**TASK DESCRIPTION:** The answer must consist of every line from the data that holds the string "厦门市发展改革委关于环东海域新城科创园配套幼儿园项目投资概算的批复".

**EXTRACTED ENTRIES:**
**********

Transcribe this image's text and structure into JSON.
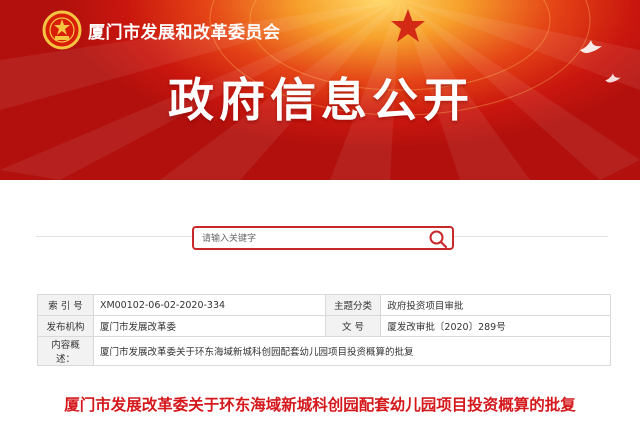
{
  "header": {
    "agency_name": "厦门市发展和改革委员会",
    "section_title": "政府信息公开",
    "colors": {
      "red": "#c9160e",
      "gold": "#f7a22c"
    },
    "icons": [
      "national-emblem-icon",
      "star-icon",
      "dove-icon"
    ]
  },
  "search": {
    "placeholder": "请输入关键字",
    "button_icon": "search-icon",
    "accent": "#c8282a"
  },
  "meta": {
    "index_label": "索 引 号",
    "index_value": "XM00102-06-02-2020-334",
    "category_label": "主题分类",
    "category_value": "政府投资项目审批",
    "issuer_label": "发布机构",
    "issuer_value": "厦门市发展改革委",
    "docno_label": "文 号",
    "docno_value": "厦发改审批〔2020〕289号",
    "summary_label": "内容概述：",
    "summary_value": "厦门市发展改革委关于环东海域新城科创园配套幼儿园项目投资概算的批复"
  },
  "document": {
    "title": "厦门市发展改革委关于环东海域新城科创园配套幼儿园项目投资概算的批复"
  }
}
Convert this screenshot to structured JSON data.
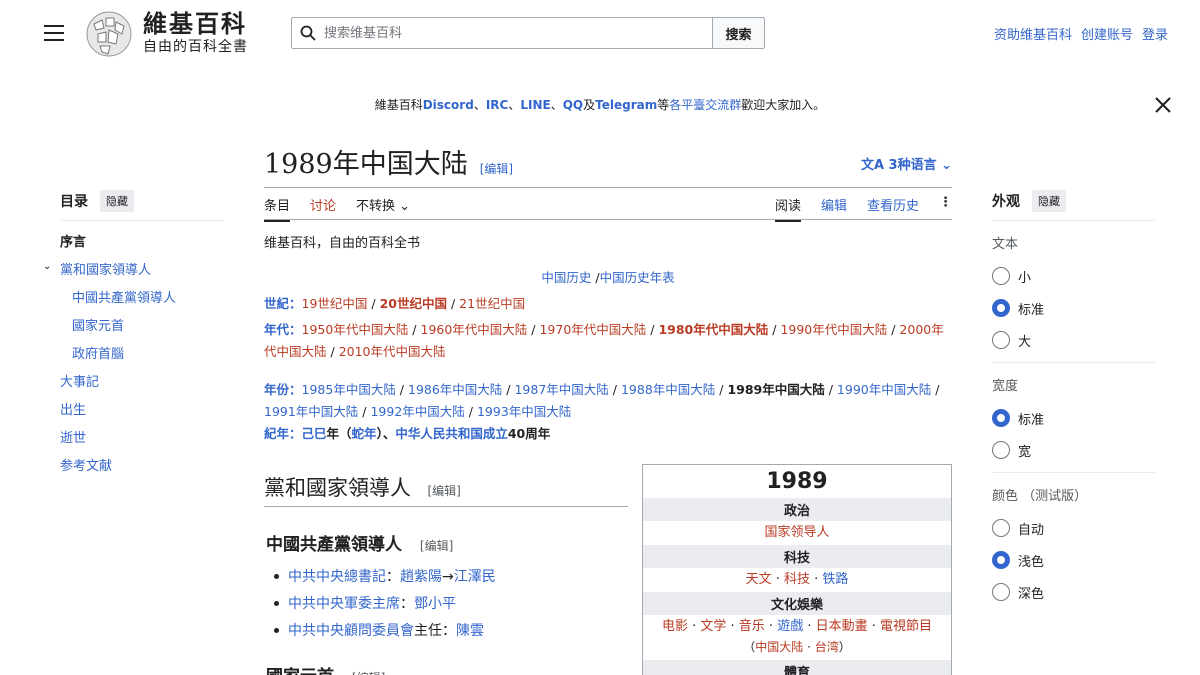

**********

**PROBLEM SOLUTION:**
    "summary_value": "厦门市发展改革委关于环东海域新城科创园配套幼儿园项目投资概算的批复"
    "title": "厦门市发展改革委关于环东海域新城科创园配套幼儿园项目投资概算的批复"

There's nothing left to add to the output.